- _What is required_
Verbatim output of the full listing is required.

- _Provided information_

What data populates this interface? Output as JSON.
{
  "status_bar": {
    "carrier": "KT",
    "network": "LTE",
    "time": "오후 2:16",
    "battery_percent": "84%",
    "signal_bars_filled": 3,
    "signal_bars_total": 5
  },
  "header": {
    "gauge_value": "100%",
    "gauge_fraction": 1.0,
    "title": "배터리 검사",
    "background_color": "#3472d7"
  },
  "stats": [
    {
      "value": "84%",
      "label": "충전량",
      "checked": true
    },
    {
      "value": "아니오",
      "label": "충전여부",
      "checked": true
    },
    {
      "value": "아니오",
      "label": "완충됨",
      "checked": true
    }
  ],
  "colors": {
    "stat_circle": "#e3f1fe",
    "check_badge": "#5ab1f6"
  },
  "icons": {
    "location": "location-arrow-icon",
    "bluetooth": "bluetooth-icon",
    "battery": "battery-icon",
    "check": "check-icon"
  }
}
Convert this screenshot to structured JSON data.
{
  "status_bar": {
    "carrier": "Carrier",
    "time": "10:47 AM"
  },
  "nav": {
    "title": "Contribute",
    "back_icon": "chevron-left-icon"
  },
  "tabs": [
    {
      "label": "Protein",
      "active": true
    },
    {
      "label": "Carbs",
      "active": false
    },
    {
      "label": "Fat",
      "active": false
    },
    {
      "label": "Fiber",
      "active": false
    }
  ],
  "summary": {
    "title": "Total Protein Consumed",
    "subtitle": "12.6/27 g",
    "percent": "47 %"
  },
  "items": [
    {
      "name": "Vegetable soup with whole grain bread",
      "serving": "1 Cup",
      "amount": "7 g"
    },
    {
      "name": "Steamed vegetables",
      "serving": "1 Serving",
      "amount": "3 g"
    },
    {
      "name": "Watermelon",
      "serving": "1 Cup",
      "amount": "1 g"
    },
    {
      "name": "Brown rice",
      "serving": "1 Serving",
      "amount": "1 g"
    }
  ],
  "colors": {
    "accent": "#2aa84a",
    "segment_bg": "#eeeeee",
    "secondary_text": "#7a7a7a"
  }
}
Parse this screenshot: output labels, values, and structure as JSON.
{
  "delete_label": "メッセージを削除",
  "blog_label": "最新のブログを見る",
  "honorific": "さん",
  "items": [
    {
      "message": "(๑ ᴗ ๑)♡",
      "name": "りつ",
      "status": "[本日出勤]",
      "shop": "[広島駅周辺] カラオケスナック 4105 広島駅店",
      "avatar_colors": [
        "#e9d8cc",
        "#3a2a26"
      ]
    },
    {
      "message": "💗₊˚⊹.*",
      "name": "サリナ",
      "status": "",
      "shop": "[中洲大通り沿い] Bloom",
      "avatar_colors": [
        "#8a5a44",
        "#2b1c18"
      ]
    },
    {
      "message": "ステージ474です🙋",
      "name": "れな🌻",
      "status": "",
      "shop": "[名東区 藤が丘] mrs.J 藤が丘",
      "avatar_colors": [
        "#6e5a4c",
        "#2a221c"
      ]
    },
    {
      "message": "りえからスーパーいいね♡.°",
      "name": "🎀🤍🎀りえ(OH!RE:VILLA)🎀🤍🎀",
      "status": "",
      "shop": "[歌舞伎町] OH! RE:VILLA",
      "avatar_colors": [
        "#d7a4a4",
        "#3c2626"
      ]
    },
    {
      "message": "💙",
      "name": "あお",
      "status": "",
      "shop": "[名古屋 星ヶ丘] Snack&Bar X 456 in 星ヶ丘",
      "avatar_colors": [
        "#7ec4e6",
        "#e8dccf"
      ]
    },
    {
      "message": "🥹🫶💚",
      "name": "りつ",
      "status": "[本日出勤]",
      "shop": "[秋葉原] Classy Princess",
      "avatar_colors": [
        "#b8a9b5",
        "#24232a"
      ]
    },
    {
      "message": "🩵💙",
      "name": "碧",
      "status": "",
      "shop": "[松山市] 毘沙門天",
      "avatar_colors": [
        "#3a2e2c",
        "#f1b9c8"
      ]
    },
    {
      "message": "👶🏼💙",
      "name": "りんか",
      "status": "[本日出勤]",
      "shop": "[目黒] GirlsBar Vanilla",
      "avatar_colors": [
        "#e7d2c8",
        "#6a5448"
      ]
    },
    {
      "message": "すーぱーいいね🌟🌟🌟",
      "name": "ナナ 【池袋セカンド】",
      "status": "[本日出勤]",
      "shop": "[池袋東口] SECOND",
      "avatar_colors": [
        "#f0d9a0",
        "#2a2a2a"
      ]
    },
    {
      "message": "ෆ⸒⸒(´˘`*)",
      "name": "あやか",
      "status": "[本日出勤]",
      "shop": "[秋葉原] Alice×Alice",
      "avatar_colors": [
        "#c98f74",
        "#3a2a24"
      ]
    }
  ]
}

- _Task result_
What data populates this interface? Output as JSON.
{
  "status_bar": {
    "carrier": "KT",
    "network": "LTE",
    "time": "오후 2:16",
    "battery_percent": "84%",
    "signal_bars_filled": 3,
    "signal_bars_total": 5
  },
  "header": {
    "gauge_value": "100%",
    "gauge_fraction": 1.0,
    "title": "배터리 검사",
    "background_color": "#3472d7"
  },
  "stats": [
    {
      "value": "84%",
      "label": "충전량",
      "checked": true
    },
    {
      "value": "아니오",
      "label": "충전여부",
      "checked": true
    },
    {
      "value": "아니오",
      "label": "완충됨",
      "checked": true
    }
  ],
  "colors": {
    "stat_circle": "#e3f1fe",
    "check_badge": "#5ab1f6"
  },
  "icons": {
    "location": "location-arrow-icon",
    "bluetooth": "bluetooth-icon",
    "battery": "battery-icon",
    "check": "check-icon"
  }
}
Convert this screenshot to structured JSON data.
{
  "status_bar": {
    "carrier": "Carrier",
    "time": "10:47 AM"
  },
  "nav": {
    "title": "Contribute",
    "back_icon": "chevron-left-icon"
  },
  "tabs": [
    {
      "label": "Protein",
      "active": true
    },
    {
      "label": "Carbs",
      "active": false
    },
    {
      "label": "Fat",
      "active": false
    },
    {
      "label": "Fiber",
      "active": false
    }
  ],
  "summary": {
    "title": "Total Protein Consumed",
    "subtitle": "12.6/27 g",
    "percent": "47 %"
  },
  "items": [
    {
      "name": "Vegetable soup with whole grain bread",
      "serving": "1 Cup",
      "amount": "7 g"
    },
    {
      "name": "Steamed vegetables",
      "serving": "1 Serving",
      "amount": "3 g"
    },
    {
      "name": "Watermelon",
      "serving": "1 Cup",
      "amount": "1 g"
    },
    {
      "name": "Brown rice",
      "serving": "1 Serving",
      "amount": "1 g"
    }
  ],
  "colors": {
    "accent": "#2aa84a",
    "segment_bg": "#eeeeee",
    "secondary_text": "#7a7a7a"
  }
}
Parse this screenshot: output labels, values, and structure as JSON.
{
  "delete_label": "メッセージを削除",
  "blog_label": "最新のブログを見る",
  "honorific": "さん",
  "items": [
    {
      "message": "(๑ ᴗ ๑)♡",
      "name": "りつ",
      "status": "[本日出勤]",
      "shop": "[広島駅周辺] カラオケスナック 4105 広島駅店",
      "avatar_colors": [
        "#e9d8cc",
        "#3a2a26"
      ]
    },
    {
      "message": "💗₊˚⊹.*",
      "name": "サリナ",
      "status": "",
      "shop": "[中洲大通り沿い] Bloom",
      "avatar_colors": [
        "#8a5a44",
        "#2b1c18"
      ]
    },
    {
      "message": "ステージ474です🙋",
      "name": "れな🌻",
      "status": "",
      "shop": "[名東区 藤が丘] mrs.J 藤が丘",
      "avatar_colors": [
        "#6e5a4c",
        "#2a221c"
      ]
    },
    {
      "message": "りえからスーパーいいね♡.°",
      "name": "🎀🤍🎀りえ(OH!RE:VILLA)🎀🤍🎀",
      "status": "",
      "shop": "[歌舞伎町] OH! RE:VILLA",
      "avatar_colors": [
        "#d7a4a4",
        "#3c2626"
      ]
    },
    {
      "message": "💙",
      "name": "あお",
      "status": "",
      "shop": "[名古屋 星ヶ丘] Snack&Bar X 456 in 星ヶ丘",
      "avatar_colors": [
        "#7ec4e6",
        "#e8dccf"
      ]
    },
    {
      "message": "🥹🫶💚",
      "name": "りつ",
      "status": "[本日出勤]",
      "shop": "[秋葉原] Classy Princess",
      "avatar_colors": [
        "#b8a9b5",
        "#24232a"
      ]
    },
    {
      "message": "🩵💙",
      "name": "碧",
      "status": "",
      "shop": "[松山市] 毘沙門天",
      "avatar_colors": [
        "#3a2e2c",
        "#f1b9c8"
      ]
    },
    {
      "message": "👶🏼💙",
      "name": "りんか",
      "status": "[本日出勤]",
      "shop": "[目黒] GirlsBar Vanilla",
      "avatar_colors": [
        "#e7d2c8",
        "#6a5448"
      ]
    },
    {
      "message": "すーぱーいいね🌟🌟🌟",
      "name": "ナナ 【池袋セカンド】",
      "status": "[本日出勤]",
      "shop": "[池袋東口] SECOND",
      "avatar_colors": [
        "#f0d9a0",
        "#2a2a2a"
      ]
    },
    {
      "message": "ෆ⸒⸒(´˘`*)",
      "name": "あやか",
      "status": "[本日出勤]",
      "shop": "[秋葉原] Alice×Alice",
      "avatar_colors": [
        "#c98f74",
        "#3a2a24"
      ]
    }
  ]
}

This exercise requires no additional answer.